Most Americans believe in self-improvement, that regardless of the chosen endeavor, one should strive to get better at it. As applied to skiing, this world-view implies that all skiers, from rank beginner to elite competitor, would like to ski better. Effective immediately, if possible.
Skiers who’ve been engaged in the sport for a while know that better gear will allow them to ski better. To choose an obvious example, even average skiers understand that a wide ski with a turned-up tip and tail will make it easier for them to stay upright in powder.
What many skiers fail to consider is the opposite side of this coin: that misguided boot and ski selection places serious limitations on their improvement.
By far the most widespread roadblock to skill development is the over-sized ski boot, followed closely by various other forms of mis-fitting. A boot that doesn’t accurately support the rear foot, ankle and lower leg ought to inspire sickening dread in anyone wearing it while heading downhill. No one can ski worth a lick when his or her toes are frantically clawing at the bottom of the boot, vainly searching for some measure of stability.

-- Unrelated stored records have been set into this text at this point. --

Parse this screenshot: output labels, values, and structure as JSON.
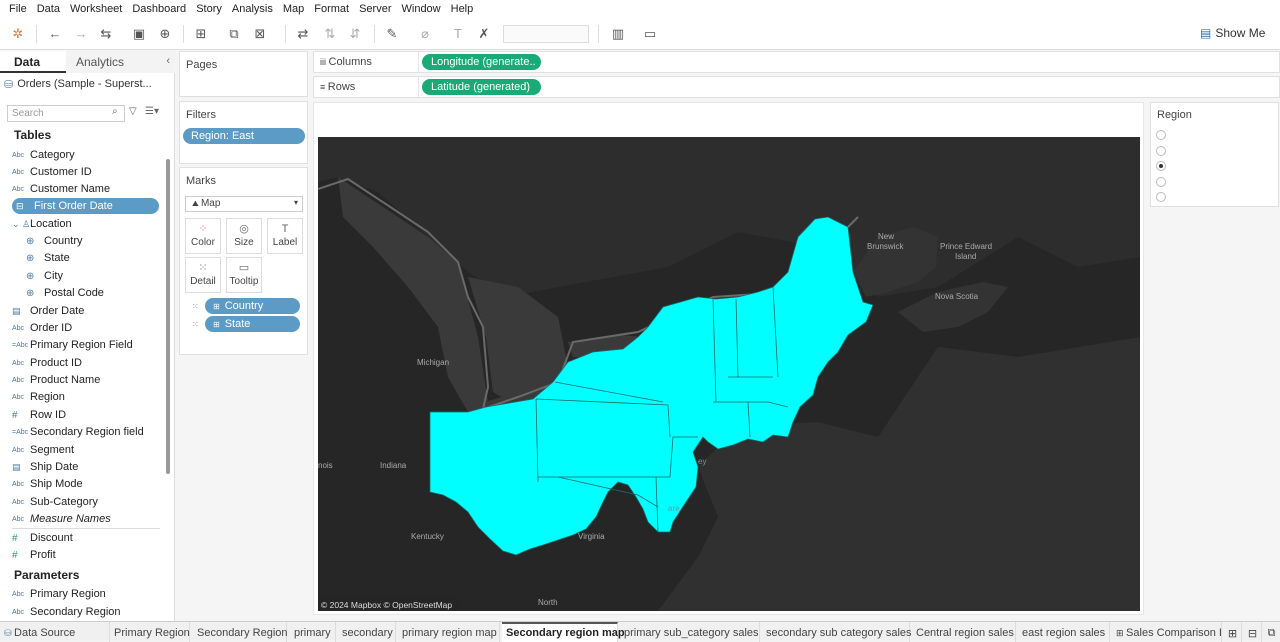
{
  "menu": [
    "File",
    "Data",
    "Worksheet",
    "Dashboard",
    "Story",
    "Analysis",
    "Map",
    "Format",
    "Server",
    "Window",
    "Help"
  ],
  "toolbar": {
    "show_me": "Show Me"
  },
  "data_pane": {
    "tab_data": "Data",
    "tab_analytics": "Analytics",
    "datasource": "Orders (Sample - Superst...",
    "search_placeholder": "Search",
    "tables_heading": "Tables",
    "fields": [
      {
        "label": "Category",
        "type": "Abc"
      },
      {
        "label": "Customer ID",
        "type": "Abc"
      },
      {
        "label": "Customer Name",
        "type": "Abc"
      },
      {
        "label": "First Order Date",
        "type": "date"
      },
      {
        "label": "Location",
        "type": "hierarchy"
      },
      {
        "label": "Country",
        "type": "geo"
      },
      {
        "label": "State",
        "type": "geo"
      },
      {
        "label": "City",
        "type": "geo"
      },
      {
        "label": "Postal Code",
        "type": "geo"
      },
      {
        "label": "Order Date",
        "type": "date"
      },
      {
        "label": "Order ID",
        "type": "Abc"
      },
      {
        "label": "Primary Region Field",
        "type": "Abc"
      },
      {
        "label": "Product ID",
        "type": "Abc"
      },
      {
        "label": "Product Name",
        "type": "Abc"
      },
      {
        "label": "Region",
        "type": "Abc"
      },
      {
        "label": "Row ID",
        "type": "#"
      },
      {
        "label": "Secondary Region field",
        "type": "Abc"
      },
      {
        "label": "Segment",
        "type": "Abc"
      },
      {
        "label": "Ship Date",
        "type": "date"
      },
      {
        "label": "Ship Mode",
        "type": "Abc"
      },
      {
        "label": "Sub-Category",
        "type": "Abc"
      },
      {
        "label": "Measure Names",
        "type": "Abc"
      },
      {
        "label": "Discount",
        "type": "#"
      },
      {
        "label": "Profit",
        "type": "#"
      }
    ],
    "parameters_heading": "Parameters",
    "parameters": [
      "Primary Region",
      "Secondary Region"
    ]
  },
  "pages": {
    "title": "Pages"
  },
  "filters": {
    "title": "Filters",
    "pill": "Region: East"
  },
  "marks": {
    "title": "Marks",
    "type": "Map",
    "buttons": [
      "Color",
      "Size",
      "Label",
      "Detail",
      "Tooltip"
    ],
    "pills": [
      "Country",
      "State"
    ]
  },
  "columns": {
    "label": "Columns",
    "pill": "Longitude (generate.."
  },
  "rows": {
    "label": "Rows",
    "pill": "Latitude (generated)"
  },
  "map": {
    "attribution": "© 2024 Mapbox © OpenStreetMap",
    "labels": [
      "New Brunswick",
      "Prince Edward Island",
      "Nova Scotia",
      "Michigan",
      "Indiana",
      "Kentucky",
      "Virginia",
      "North",
      "nois",
      "ey",
      "are"
    ],
    "highlight_color": "#00ffff",
    "background_color": "#262626"
  },
  "legend": {
    "title": "Region",
    "options_count": 5,
    "selected_index": 2
  },
  "tabs": [
    "Data Source",
    "Primary Region",
    "Secondary Region",
    "primary",
    "secondary",
    "primary region map",
    "Secondary region map",
    "primary sub_category sales",
    "secondary sub category sales",
    "Central region sales",
    "east region sales",
    "Sales Comparison By"
  ],
  "active_tab": "Secondary region map"
}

If you don’t know how, precisely, your boots are supposed to fit, I recommend you read a few of my prior posts on the subject. Check out The Definition of Fit, Fit Your Whole Foot, and How to Fit a Boot.
A point frequently made in these essays is worth mentioning again here: should you decide it’s time for new boots, don’t waste said time researching every detail about the current market, trying to find your best match in a boot. Instead, use resources like Realskiers and America’s Best Bootfitters to identify the best individual bootfitter near your home or where you frequently ski.

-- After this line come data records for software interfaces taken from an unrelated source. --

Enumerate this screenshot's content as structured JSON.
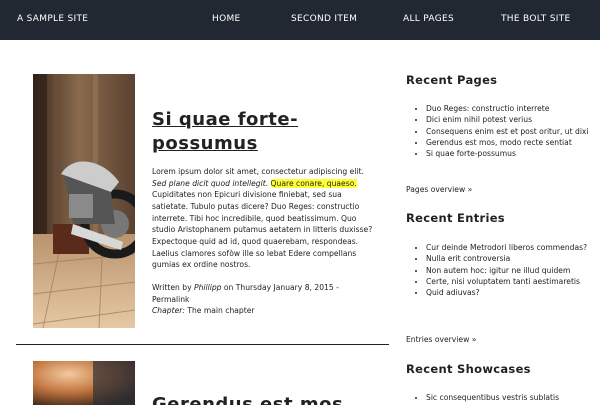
{
  "header": {
    "brand": "A SAMPLE SITE",
    "nav": [
      {
        "label": "HOME"
      },
      {
        "label": "SECOND ITEM"
      },
      {
        "label": "ALL PAGES"
      },
      {
        "label": "THE BOLT SITE"
      }
    ]
  },
  "article": {
    "title": "Si quae forte-possumus",
    "body_part1": "Lorem ipsum dolor sit amet, consectetur adipiscing elit.",
    "body_italic": "Sed plane dicit quod intellegit.",
    "body_highlight": "Quare conare, quaeso.",
    "body_part2": "Cupiditates non Epicuri divisione finiebat, sed sua satietate. Tubulo putas dicere? Duo Reges: constructio interrete. Tibi hoc incredibile, quod beatissimum. Quo studio Aristophanem putamus aetatem in litteris duxisse? Expectoque quid ad id, quod quaerebam, respondeas. Laelius clamores sofòw ille so lebat Edere compellans gumias ex ordine nostros.",
    "written_by": "Written by",
    "author": "Phillipp",
    "date": "on Thursday January 8, 2015 -",
    "permalink": "Permalink",
    "chapter_label": "Chapter:",
    "chapter": "The main chapter",
    "next_title": "Gerendus est mos"
  },
  "sidebar": {
    "recent_pages": {
      "heading": "Recent Pages",
      "items": [
        "Duo Reges: constructio interrete",
        "Dici enim nihil potest verius",
        "Consequens enim est et post oritur, ut dixi",
        "Gerendus est mos, modo recte sentiat",
        "Si quae forte-possumus"
      ],
      "overview": "Pages overview »"
    },
    "recent_entries": {
      "heading": "Recent Entries",
      "items": [
        "Cur deinde Metrodori liberos commendas?",
        "Nulla erit controversia",
        "Non autem hoc: igitur ne illud quidem",
        "Certe, nisi voluptatem tanti aestimaretis",
        "Quid adiuvas?"
      ],
      "overview": "Entries overview »"
    },
    "recent_showcases": {
      "heading": "Recent Showcases",
      "items": [
        "Sic consequentibus vestris sublatis"
      ]
    }
  }
}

Once you’re sitting on the right boot-fitting bench, your only remaining job is to provide the most accurate feedback you can – including an unembellished self-assessment as a skier – throughout the fitting process.
While nothing is more important than boots, we don’t call the sport “booting.” The choice of ski is likewise pivotal to one’s chances for self-improvement. The ski segment’s analog to the over-sized boot is the over-wide ski.
America is besotted with fat skis. One of the best-selling skis nationwide is the 106mm-wide Rossignol Soul 7, which would make more sense if every resort in the country were regularly dosed with fresh, natural snow. This is no slight on Rossi; they make other, narrower models that sit right alongside the Soul 7 on ski racks across America, but too many advanced skiers ignore them in favor of the fatties.
Since the Soul 7 is actually a very nice performance ski that’s easy to manage, why get my knickers in a knot about its runaway success? Because wide skis place limits on the development of skiers who aren’t yet at the top of their game.
There are two fundamental actions the skier must apply to the ski to make it travel on a clean, carving edge: tipping and pressuring. It’s the tipping business – without which the pressuring isn’t as helpful – that’s compromised by excess width.
True experts, who can achieve a high edge angle on a whim, have no problem applying this skill to a fat ski. Skiers who don’t naturally maintain a more or less continuous edge won’t suddenly acquire this facility on a ski that’s inherently more arduous to tilt up at a high angle to the snow surface.
Am I suggesting Americans overcome their dependency on fat skis and dispose of them all on Craig’s List? Of course not. Getting rid of your fatties just because they’ll see limited duty would be like selling the convertible just because it’s winter. Save them for the powder days they were meant for.
If you want to get better, your everyday ski should match everyday conditions, which last time I checked didn’t include large infusions of bottomless fluff. It’s time for America to go on a ski diet, and trimming that ski waistline is the place to start.